The first trial court case to find the Graves Amendment unconstitutional was Graham v. Dunkley, Sept. 11, 2006, Supreme Court of Queens. Judge Polizzi held that the Graves Amendment was an unconstitutional intrusion by the federal government on the common law of New York.
In this case the plaintiff was a person injured by the driver of a Nissan long-term-leased vehicle. The court refused to recognize prior New York trial court cases upholding the Graves Amendment.
The Graham case is on appeal; oral argument was held in November 2007. Many members of the rental and leasing industry and the Truck Rental and Leasing Association (TRALA) filed briefs in support of Nissan.
What Graves Doesn’t Cover
The Graves Amendment does not apply to injuries caused by vehicle owners due to negligence. Those owners can be sued for an unlimited amount for negligent entrustment.
Further, the Graves Amendment applies only to owners of rented or lease vehicles. Loaner transactions are not covered.
In the case of Murphy v. Pontillo and L&B Lincoln Mercury, Inc. (Supreme Court of New York, Nassau County, July 18, 2006), the dealer’s motion for summary judgment was not granted because the court could not determine whether the vehicle was rented or loaned.
The court implied that to make the transaction a rental, the dealer would have to establish the existence of consideration. Whether or not a rental fee was charged, or some other form of consideration was charged, is vital to the resolution of the case. If the transaction turned out to be a loan, the dealer could be exposed to the unlimited vicarious liability law of New York.
Auto dealers with service vehicle loaner programs are well advised to consider making their loaner transactions rentals. Graves – Still Good Law
Enterprise, Avis, Hertz, other rental companies and TRALA worked hard to support the appeals processes in New York and Florida and to uphold the constitutionality of the Graves Amendment.
The Graves Amendment is still good law, and will remain so until the last appellate court rules otherwise.
The New York case of Graham v. Dunkley is the first case on appeal. The appellate result will no doubt be appealed again to New York’s highest court, the New York Court of Appeal. Beyond that lies the possibility that Graham or another case could be appealed to the U.S. Supreme Court. Until the U.S. Supreme Court rules, the Graves Amendment lives.

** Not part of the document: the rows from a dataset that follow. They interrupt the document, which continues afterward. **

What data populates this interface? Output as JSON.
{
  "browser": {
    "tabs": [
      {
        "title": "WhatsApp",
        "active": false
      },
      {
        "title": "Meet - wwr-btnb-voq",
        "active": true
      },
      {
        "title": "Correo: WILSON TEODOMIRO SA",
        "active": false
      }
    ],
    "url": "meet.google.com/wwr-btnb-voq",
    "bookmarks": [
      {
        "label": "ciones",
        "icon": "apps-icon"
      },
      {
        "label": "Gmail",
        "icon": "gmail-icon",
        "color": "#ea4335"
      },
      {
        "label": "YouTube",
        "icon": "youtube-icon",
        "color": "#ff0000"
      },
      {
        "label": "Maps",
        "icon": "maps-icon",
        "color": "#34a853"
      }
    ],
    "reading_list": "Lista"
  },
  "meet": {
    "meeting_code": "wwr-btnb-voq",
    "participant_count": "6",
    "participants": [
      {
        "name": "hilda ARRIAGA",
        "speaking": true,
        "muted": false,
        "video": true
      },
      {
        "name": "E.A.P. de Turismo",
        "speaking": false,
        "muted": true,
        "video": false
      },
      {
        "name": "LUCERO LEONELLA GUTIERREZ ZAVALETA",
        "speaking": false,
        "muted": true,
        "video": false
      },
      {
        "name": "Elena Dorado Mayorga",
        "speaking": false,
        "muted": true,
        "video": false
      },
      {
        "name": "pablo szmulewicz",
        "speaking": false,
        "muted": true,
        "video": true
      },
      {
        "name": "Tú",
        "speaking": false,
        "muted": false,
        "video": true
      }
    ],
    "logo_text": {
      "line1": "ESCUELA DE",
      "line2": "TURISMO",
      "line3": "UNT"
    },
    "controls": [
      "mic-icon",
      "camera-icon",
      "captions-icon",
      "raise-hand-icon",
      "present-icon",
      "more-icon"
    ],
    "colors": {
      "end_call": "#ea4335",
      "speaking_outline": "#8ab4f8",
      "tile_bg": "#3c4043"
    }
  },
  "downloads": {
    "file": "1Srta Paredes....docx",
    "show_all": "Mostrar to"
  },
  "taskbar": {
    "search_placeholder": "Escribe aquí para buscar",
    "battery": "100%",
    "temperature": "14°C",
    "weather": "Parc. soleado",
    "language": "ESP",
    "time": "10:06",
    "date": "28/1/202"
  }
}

This article was written by Michael LaPlaca, Esq., senior member of LaPlaca • McKenzie, P.A., a Washington, D.C. area law firm that specializes in franchise law and vehicle rental issues. Michael can be reached at [email protected]